Professor Ashley Blackshaw, PhD
Professor of Enteric Neuroscience
Centre: Neuroscience and Trauma
Email: firstname.lastname@example.orgTelephone: 020 7882 2636
Ashley Blackshaw holds the first Chair of Enteric Neuroscience at Barts and the London School of Medicine and Dentistry, Queen Mary University of London, UK, having moved from the University of Adelaide, Australia in 2011. In 1984, Professor Blackshaw received his Bachelor of Science degree with honours in physiology, as well as his PhD (1988), at the University of Sheffield, UK, working on sensory function and reflex control of the gastrointestinal tract.
Member of the Physiological Society and the American Gastroenterological Association
Lecturing and Research supervision at undergraduate and postgraduate level
Ashley Blackshaw has been involved in basic research in neuroscience and gastrointestinal physiology since 1987. His past research has focussed on gastro-oesophageal reflux disease and gastrointestinal sensory mechanisms in human and animal tissue. His work has identified new classes of sensory neurons and demonstrated important therapeutic roles for receptors on these neurons. His more recent foci have been on nutrient sensing in the gut and mechanisms of pain. His group’s discoveries led to development of GABAb receptor agonists for reflux disease, to licensing of Linaclotide (guanylate cyclase agonist) for pain, and proposed clinical trials for targeted nutrient delivery in obesity.
Current research is directed towards:
Enteroendocrine cells: mechanisms of nutrient sensing in the gastrointestinal tract, and how they can be manipulated to reduce food intake in obesity, or reduce symptoms in irritable bowel syndrome.
Inflammation: How nutrient sensing may interact with local inflammatory responses in the gastrointestinal tract.
Pain: The role of TRP channels in pain and inflammation in human gastrointestinal disorders, and anatomy of sensory endings.
Extracellular matrix: its role of the in gastrointestinal sensory and motor function.
- Symonds EL, Peiris M, Page AJ, Chia B, Dogra H, Masding A, Galanakis V, Atiba M, Bulmer D, Young RL, Blackshaw Mechanisms of activation of mouse and human enteroendocrine cells by nutrients.
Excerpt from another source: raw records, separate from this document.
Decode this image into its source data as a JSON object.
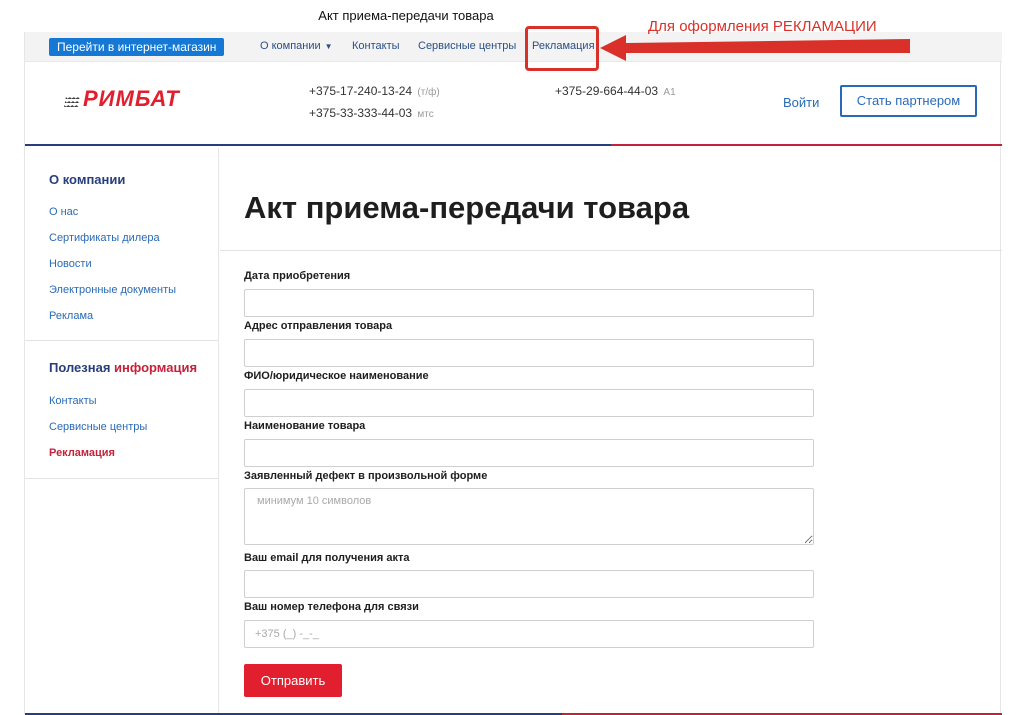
{
  "window": {
    "title": "Акт приема-передачи товара"
  },
  "annotation": {
    "text": "Для оформления РЕКЛАМАЦИИ"
  },
  "topnav": {
    "shop_button": "Перейти в интернет-магазин",
    "items": [
      "О компании",
      "Контакты",
      "Сервисные центры",
      "Рекламация"
    ]
  },
  "header": {
    "logo": "РИМБАТ",
    "phones": [
      {
        "number": "+375-17-240-13-24",
        "tag": "(т/ф)"
      },
      {
        "number": "+375-33-333-44-03",
        "tag": "мтс"
      },
      {
        "number": "+375-29-664-44-03",
        "tag": "А1"
      }
    ],
    "login": "Войти",
    "partner_button": "Стать партнером"
  },
  "sidebar": {
    "group1": {
      "title": "О компании",
      "items": [
        "О нас",
        "Сертификаты дилера",
        "Новости",
        "Электронные документы",
        "Реклама"
      ]
    },
    "group2": {
      "title_a": "Полезная ",
      "title_b": "информация",
      "items": [
        "Контакты",
        "Сервисные центры",
        "Рекламация"
      ]
    }
  },
  "content": {
    "title": "Акт приема-передачи товара",
    "fields": [
      {
        "label": "Дата приобретения",
        "value": "",
        "placeholder": ""
      },
      {
        "label": "Адрес отправления товара",
        "value": "",
        "placeholder": ""
      },
      {
        "label": "ФИО/юридическое наименование",
        "value": "",
        "placeholder": ""
      },
      {
        "label": "Наименование товара",
        "value": "",
        "placeholder": ""
      },
      {
        "label": "Заявленный дефект в произвольной форме",
        "value": "",
        "placeholder": "минимум 10 символов"
      },
      {
        "label": "Ваш email для получения акта",
        "value": "",
        "placeholder": ""
      },
      {
        "label": "Ваш номер телефона для связи",
        "value": "",
        "placeholder": "+375 (_) -_-_"
      }
    ],
    "submit": "Отправить"
  },
  "colors": {
    "brand_red": "#e11f2e",
    "nav_blue": "#1478d4",
    "link_blue": "#2a6ab5",
    "dark_blue": "#283e7a",
    "annotation_red": "#d9312a"
  }
}
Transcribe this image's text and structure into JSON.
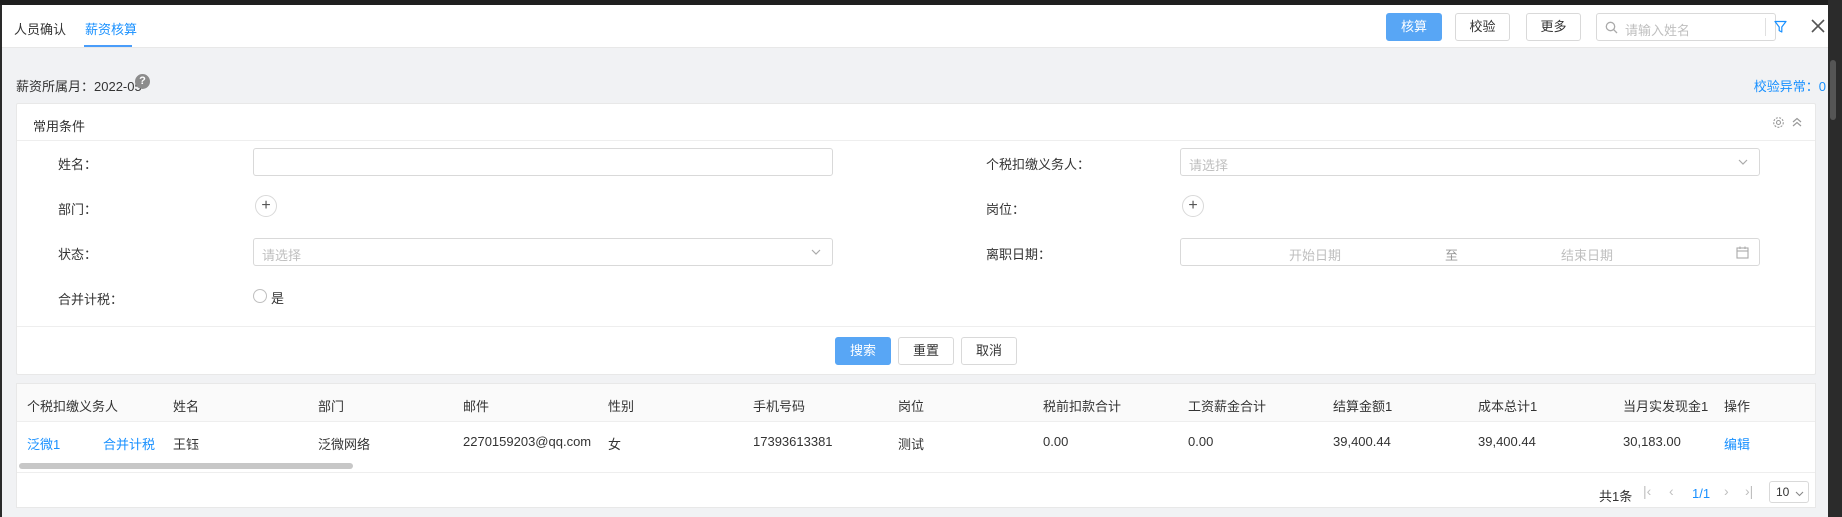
{
  "tabs": [
    {
      "label": "人员确认",
      "active": false
    },
    {
      "label": "薪资核算",
      "active": true
    }
  ],
  "toolbar": {
    "calc_label": "核算",
    "verify_label": "校验",
    "more_label": "更多",
    "search_placeholder": "请输入姓名"
  },
  "period": {
    "label": "薪资所属月：2022-05",
    "verify_error": "校验异常：0"
  },
  "conditions": {
    "title": "常用条件",
    "name_label": "姓名：",
    "withholder_label": "个税扣缴义务人：",
    "withholder_placeholder": "请选择",
    "dept_label": "部门：",
    "post_label": "岗位：",
    "status_label": "状态：",
    "status_placeholder": "请选择",
    "leave_date_label": "离职日期：",
    "start_date_placeholder": "开始日期",
    "date_to": "至",
    "end_date_placeholder": "结束日期",
    "merge_tax_label": "合并计税：",
    "merge_tax_option": "是",
    "search_label": "搜索",
    "reset_label": "重置",
    "cancel_label": "取消"
  },
  "table": {
    "columns": [
      "个税扣缴义务人",
      "姓名",
      "部门",
      "邮件",
      "性别",
      "手机号码",
      "岗位",
      "税前扣款合计",
      "工资薪金合计",
      "结算金额1",
      "成本总计1",
      "当月实发现金1",
      "操作"
    ],
    "rows": [
      {
        "withholder": "泛微1",
        "merge_tag": "合并计税",
        "name": "王钰",
        "dept": "泛微网络",
        "email": "2270159203@qq.com",
        "gender": "女",
        "phone": "17393613381",
        "post": "测试",
        "pretax_deduction": "0.00",
        "salary_total": "0.00",
        "settlement": "39,400.44",
        "cost_total": "39,400.44",
        "cash_paid": "30,183.00",
        "action": "编辑"
      }
    ]
  },
  "pager": {
    "total": "共1条",
    "page": "1/1",
    "page_size": "10"
  },
  "colors": {
    "primary": "#58a6f5",
    "link": "#1890ff"
  }
}
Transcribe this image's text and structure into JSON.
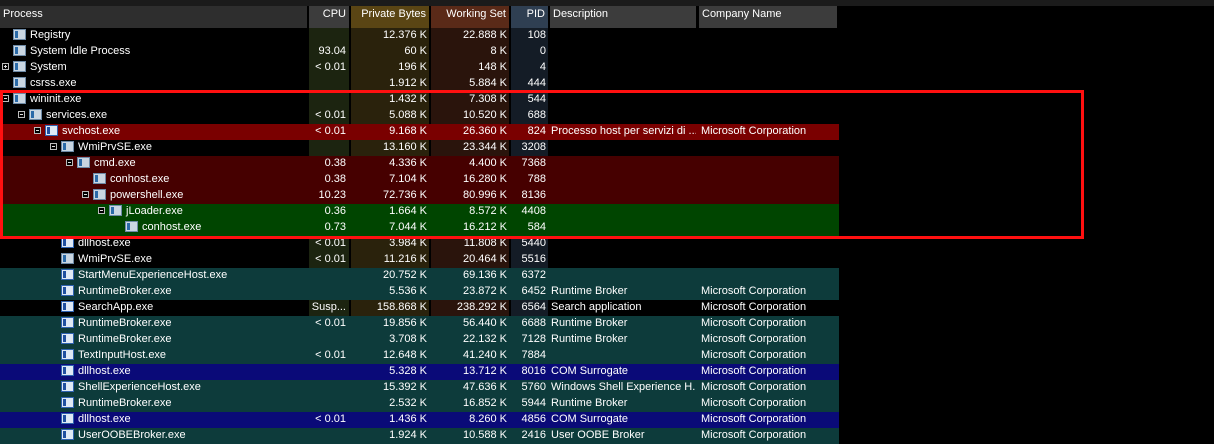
{
  "columns": {
    "process": "Process",
    "cpu": "CPU",
    "private_bytes": "Private Bytes",
    "working_set": "Working Set",
    "pid": "PID",
    "description": "Description",
    "company": "Company Name"
  },
  "colors": {
    "highlight_red": "#7a0000",
    "suspended_darkred": "#460000",
    "new_green": "#004500",
    "immersive_teal": "#0d3b3b",
    "service_blue": "#0a0a78",
    "selection_border": "#ff1010"
  },
  "rows": [
    {
      "name": "Registry",
      "cpu": "",
      "private_bytes": "12.376 K",
      "working_set": "22.888 K",
      "pid": "108",
      "description": "",
      "company": "",
      "depth": 0,
      "expander": "none",
      "bg": "none",
      "icon": "process-icon"
    },
    {
      "name": "System Idle Process",
      "cpu": "93.04",
      "private_bytes": "60 K",
      "working_set": "8 K",
      "pid": "0",
      "description": "",
      "company": "",
      "depth": 0,
      "expander": "none",
      "bg": "none",
      "icon": "process-icon"
    },
    {
      "name": "System",
      "cpu": "< 0.01",
      "private_bytes": "196 K",
      "working_set": "148 K",
      "pid": "4",
      "description": "",
      "company": "",
      "depth": 0,
      "expander": "plus",
      "bg": "none",
      "icon": "process-icon"
    },
    {
      "name": "csrss.exe",
      "cpu": "",
      "private_bytes": "1.912 K",
      "working_set": "5.884 K",
      "pid": "444",
      "description": "",
      "company": "",
      "depth": 0,
      "expander": "none",
      "bg": "none",
      "icon": "process-icon"
    },
    {
      "name": "wininit.exe",
      "cpu": "",
      "private_bytes": "1.432 K",
      "working_set": "7.308 K",
      "pid": "544",
      "description": "",
      "company": "",
      "depth": 0,
      "expander": "minus",
      "bg": "none",
      "icon": "process-icon"
    },
    {
      "name": "services.exe",
      "cpu": "< 0.01",
      "private_bytes": "5.088 K",
      "working_set": "10.520 K",
      "pid": "688",
      "description": "",
      "company": "",
      "depth": 1,
      "expander": "minus",
      "bg": "none",
      "icon": "process-icon"
    },
    {
      "name": "svchost.exe",
      "cpu": "< 0.01",
      "private_bytes": "9.168 K",
      "working_set": "26.360 K",
      "pid": "824",
      "description": "Processo host per servizi di ...",
      "company": "Microsoft Corporation",
      "depth": 2,
      "expander": "minus",
      "bg": "red",
      "icon": "service-icon"
    },
    {
      "name": "WmiPrvSE.exe",
      "cpu": "",
      "private_bytes": "13.160 K",
      "working_set": "23.344 K",
      "pid": "3208",
      "description": "",
      "company": "",
      "depth": 3,
      "expander": "minus",
      "bg": "none",
      "icon": "process-icon"
    },
    {
      "name": "cmd.exe",
      "cpu": "0.38",
      "private_bytes": "4.336 K",
      "working_set": "4.400 K",
      "pid": "7368",
      "description": "",
      "company": "",
      "depth": 4,
      "expander": "minus",
      "bg": "darkred",
      "icon": "process-icon"
    },
    {
      "name": "conhost.exe",
      "cpu": "0.38",
      "private_bytes": "7.104 K",
      "working_set": "16.280 K",
      "pid": "788",
      "description": "",
      "company": "",
      "depth": 5,
      "expander": "none",
      "bg": "darkred",
      "icon": "process-icon"
    },
    {
      "name": "powershell.exe",
      "cpu": "10.23",
      "private_bytes": "72.736 K",
      "working_set": "80.996 K",
      "pid": "8136",
      "description": "",
      "company": "",
      "depth": 5,
      "expander": "minus",
      "bg": "darkred",
      "icon": "process-icon"
    },
    {
      "name": "jLoader.exe",
      "cpu": "0.36",
      "private_bytes": "1.664 K",
      "working_set": "8.572 K",
      "pid": "4408",
      "description": "",
      "company": "",
      "depth": 6,
      "expander": "minus",
      "bg": "green",
      "icon": "process-icon"
    },
    {
      "name": "conhost.exe",
      "cpu": "0.73",
      "private_bytes": "7.044 K",
      "working_set": "16.212 K",
      "pid": "584",
      "description": "",
      "company": "",
      "depth": 7,
      "expander": "none",
      "bg": "green",
      "icon": "process-icon"
    },
    {
      "name": "dllhost.exe",
      "cpu": "< 0.01",
      "private_bytes": "3.984 K",
      "working_set": "11.808 K",
      "pid": "5440",
      "description": "",
      "company": "",
      "depth": 3,
      "expander": "none",
      "bg": "none",
      "icon": "service-icon"
    },
    {
      "name": "WmiPrvSE.exe",
      "cpu": "< 0.01",
      "private_bytes": "11.216 K",
      "working_set": "20.464 K",
      "pid": "5516",
      "description": "",
      "company": "",
      "depth": 3,
      "expander": "none",
      "bg": "none",
      "icon": "process-icon"
    },
    {
      "name": "StartMenuExperienceHost.exe",
      "cpu": "",
      "private_bytes": "20.752 K",
      "working_set": "69.136 K",
      "pid": "6372",
      "description": "",
      "company": "",
      "depth": 3,
      "expander": "none",
      "bg": "teal",
      "icon": "service-icon"
    },
    {
      "name": "RuntimeBroker.exe",
      "cpu": "",
      "private_bytes": "5.536 K",
      "working_set": "23.872 K",
      "pid": "6452",
      "description": "Runtime Broker",
      "company": "Microsoft Corporation",
      "depth": 3,
      "expander": "none",
      "bg": "teal",
      "icon": "service-icon"
    },
    {
      "name": "SearchApp.exe",
      "cpu": "Susp...",
      "private_bytes": "158.868 K",
      "working_set": "238.292 K",
      "pid": "6564",
      "description": "Search application",
      "company": "Microsoft Corporation",
      "depth": 3,
      "expander": "none",
      "bg": "none",
      "icon": "service-icon"
    },
    {
      "name": "RuntimeBroker.exe",
      "cpu": "< 0.01",
      "private_bytes": "19.856 K",
      "working_set": "56.440 K",
      "pid": "6688",
      "description": "Runtime Broker",
      "company": "Microsoft Corporation",
      "depth": 3,
      "expander": "none",
      "bg": "teal",
      "icon": "service-icon"
    },
    {
      "name": "RuntimeBroker.exe",
      "cpu": "",
      "private_bytes": "3.708 K",
      "working_set": "22.132 K",
      "pid": "7128",
      "description": "Runtime Broker",
      "company": "Microsoft Corporation",
      "depth": 3,
      "expander": "none",
      "bg": "teal",
      "icon": "service-icon"
    },
    {
      "name": "TextInputHost.exe",
      "cpu": "< 0.01",
      "private_bytes": "12.648 K",
      "working_set": "41.240 K",
      "pid": "7884",
      "description": "",
      "company": "Microsoft Corporation",
      "depth": 3,
      "expander": "none",
      "bg": "teal",
      "icon": "service-icon"
    },
    {
      "name": "dllhost.exe",
      "cpu": "",
      "private_bytes": "5.328 K",
      "working_set": "13.712 K",
      "pid": "8016",
      "description": "COM Surrogate",
      "company": "Microsoft Corporation",
      "depth": 3,
      "expander": "none",
      "bg": "blue",
      "icon": "service-icon"
    },
    {
      "name": "ShellExperienceHost.exe",
      "cpu": "",
      "private_bytes": "15.392 K",
      "working_set": "47.636 K",
      "pid": "5760",
      "description": "Windows Shell Experience H...",
      "company": "Microsoft Corporation",
      "depth": 3,
      "expander": "none",
      "bg": "teal",
      "icon": "service-icon"
    },
    {
      "name": "RuntimeBroker.exe",
      "cpu": "",
      "private_bytes": "2.532 K",
      "working_set": "16.852 K",
      "pid": "5944",
      "description": "Runtime Broker",
      "company": "Microsoft Corporation",
      "depth": 3,
      "expander": "none",
      "bg": "teal",
      "icon": "service-icon"
    },
    {
      "name": "dllhost.exe",
      "cpu": "< 0.01",
      "private_bytes": "1.436 K",
      "working_set": "8.260 K",
      "pid": "4856",
      "description": "COM Surrogate",
      "company": "Microsoft Corporation",
      "depth": 3,
      "expander": "none",
      "bg": "blue",
      "icon": "service-icon"
    },
    {
      "name": "UserOOBEBroker.exe",
      "cpu": "",
      "private_bytes": "1.924 K",
      "working_set": "10.588 K",
      "pid": "2416",
      "description": "User OOBE Broker",
      "company": "Microsoft Corporation",
      "depth": 3,
      "expander": "none",
      "bg": "teal",
      "icon": "service-icon"
    }
  ]
}
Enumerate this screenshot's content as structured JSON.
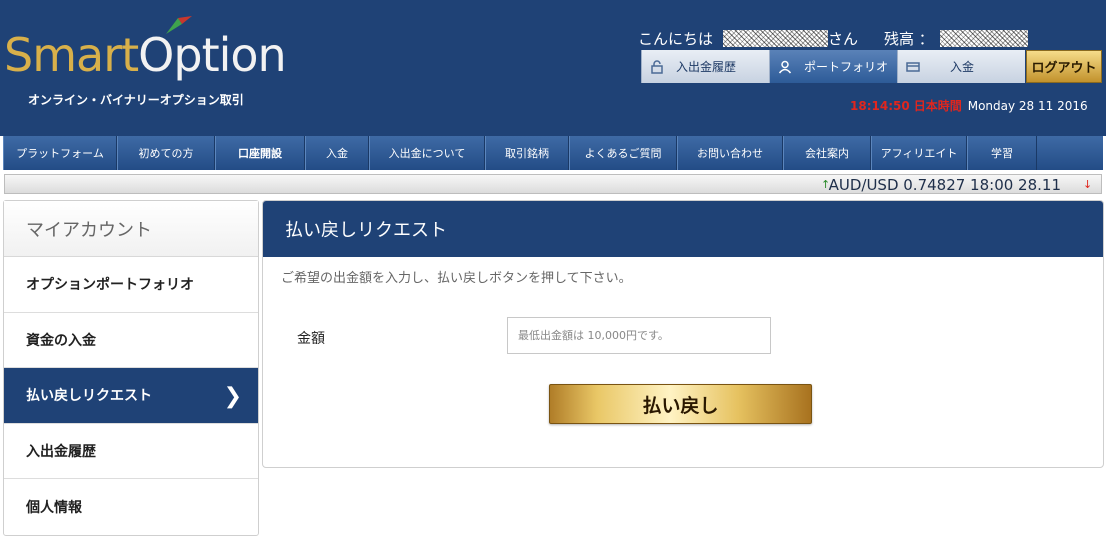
{
  "header": {
    "logo_part1": "Smart",
    "logo_part2": "Option",
    "tagline": "オンライン・バイナリーオプション取引",
    "greeting": "こんにちは",
    "greeting_suffix": "さん",
    "balance_label": "残高 ：",
    "buttons": {
      "history": "入出金履歴",
      "portfolio": "ポートフォリオ",
      "deposit": "入金",
      "logout": "ログアウト"
    },
    "clock": {
      "time": "18:14:50",
      "zone": "日本時間",
      "date": "Monday 28 11 2016"
    }
  },
  "nav": {
    "items": [
      {
        "label": "プラットフォーム"
      },
      {
        "label": "初めての方"
      },
      {
        "label": "口座開設"
      },
      {
        "label": "入金"
      },
      {
        "label": "入出金について"
      },
      {
        "label": "取引銘柄"
      },
      {
        "label": "よくあるご質問"
      },
      {
        "label": "お問い合わせ"
      },
      {
        "label": "会社案内"
      },
      {
        "label": "アフィリエイト"
      },
      {
        "label": "学習"
      }
    ]
  },
  "ticker": {
    "text": "AUD/USD 0.74827 18:00 28.11",
    "up_icon": "↑",
    "down_icon": "↓"
  },
  "sidebar": {
    "title": "マイアカウント",
    "items": [
      {
        "label": "オプションポートフォリオ"
      },
      {
        "label": "資金の入金"
      },
      {
        "label": "払い戻しリクエスト",
        "chevron": "❯"
      },
      {
        "label": "入出金履歴"
      },
      {
        "label": "個人情報"
      }
    ]
  },
  "panel": {
    "title": "払い戻しリクエスト",
    "instructions": "ご希望の出金額を入力し、払い戻しボタンを押して下さい。",
    "amount_label": "金額",
    "amount_value": "",
    "amount_placeholder": "最低出金額は 10,000円です。",
    "submit_label": "払い戻し"
  },
  "colors": {
    "header_bg": "#1f4276",
    "accent_gold": "#d8b04a",
    "clock_red": "#e0261e"
  }
}
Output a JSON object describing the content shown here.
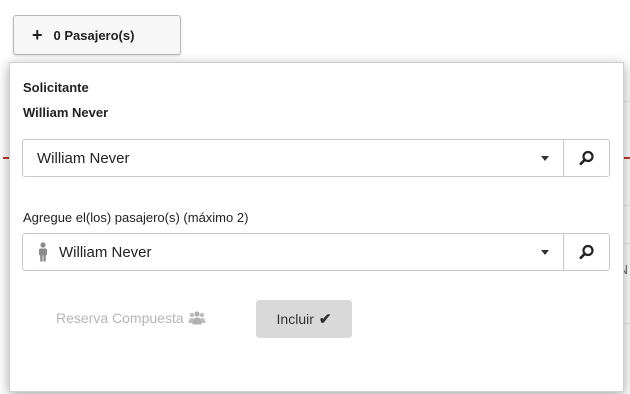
{
  "toggle": {
    "icon": "plus-icon",
    "label": "0 Pasajero(s)"
  },
  "panel": {
    "requester_heading": "Solicitante",
    "requester_name": "William Never",
    "requester_select": {
      "value": "William Never",
      "caret_icon": "caret-down-icon",
      "search_icon": "search-icon"
    },
    "passengers_label": "Agregue el(los) pasajero(s) (máximo 2)",
    "passenger_select": {
      "icon": "person-icon",
      "value": "William Never",
      "caret_icon": "caret-down-icon",
      "search_icon": "search-icon"
    },
    "composite_booking": {
      "label": "Reserva Compuesta",
      "icon": "group-icon",
      "color": "#b5b5b5"
    },
    "include_button": {
      "label": "Incluir",
      "icon": "check-icon",
      "background": "#d9d9d9"
    }
  },
  "background": {
    "partial_letter": "N",
    "accent_color": "#c0392b"
  }
}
Gut. 2015 Apr;64(4):618-626 PMID:25015642
- Castro J, Harrington AM, Hughes PA, Martin CM, Ge P, Shea CM, Jin H, Jacobson S, Hannig G, Mann E, Cohen MB, MacDougall JE, Lavins BJ, Kurtz CB, Silos-Santiago I, Johnston JM, Currie MG, Blackshaw LA, Brierley SM. Linaclotide inhibits colonic nociceptors and relieves abdominal pain via guanylate cyclase-C and extracellular cyclic guanosine 3',5'-monophosphate. Gastroenterology 2013 Dec;145(6):1334-46. PMID:23958540
- Hughes PA, Harrington AM, Castro J, Liebregts T, Adam B, Grasby DJ, Isaacs NJ, Maldeniya L, Martin CM, Persson J, Andrews JM, Holtmann G, Blackshaw LA, Brierley SM. Sensory neuro-immune interactions differ between irritable bowel syndrome subtypes. Gut. 2013 Oct;62(10):1456-65. PMID:22767422
- Brierley SM, Hughes PA, Page AJ, Kwan KY, Martin CM, O'Donnell TA, Cooper NJ, Harrington AM, Adam B, Liebregts T, Holtmann G, Corey DP, Rychkov GY, Blackshaw The ion channel TRPA1 is required for normal mechanosensation and is modulated by algesic stimuli. Gastroenterology. 2009 Dec;137(6):2084-2095. PMID:1963223
- Hughes PA, Brierley SM, Martin CM, Brookes SJ, Linden DR, Blackshaw LA. Post-inflammatory colonic afferent sensitisation: different subtypes, different pathways and different time courses. Gut. 2009 Oct;58(10):1333-41. PMID:19324867
View all L Ashley Blackshaw's Research Publications at: http://www.researchpublications.qmul.ac.uk
Dr Madusha Peiris – Lecturer: Nutrient sensing in the gut, TRP channels and inflammation.
Dr Harween Dogra – Clinical Research Fellow: Interaction of nutrient sensing with inflammation
Mr Adam Broadhead – PhD Student: Nutrient sensing in the gut
Ms Rubina Aktar – PhD Student: Human neuroanatomy, Extracellular matrix and gut neural function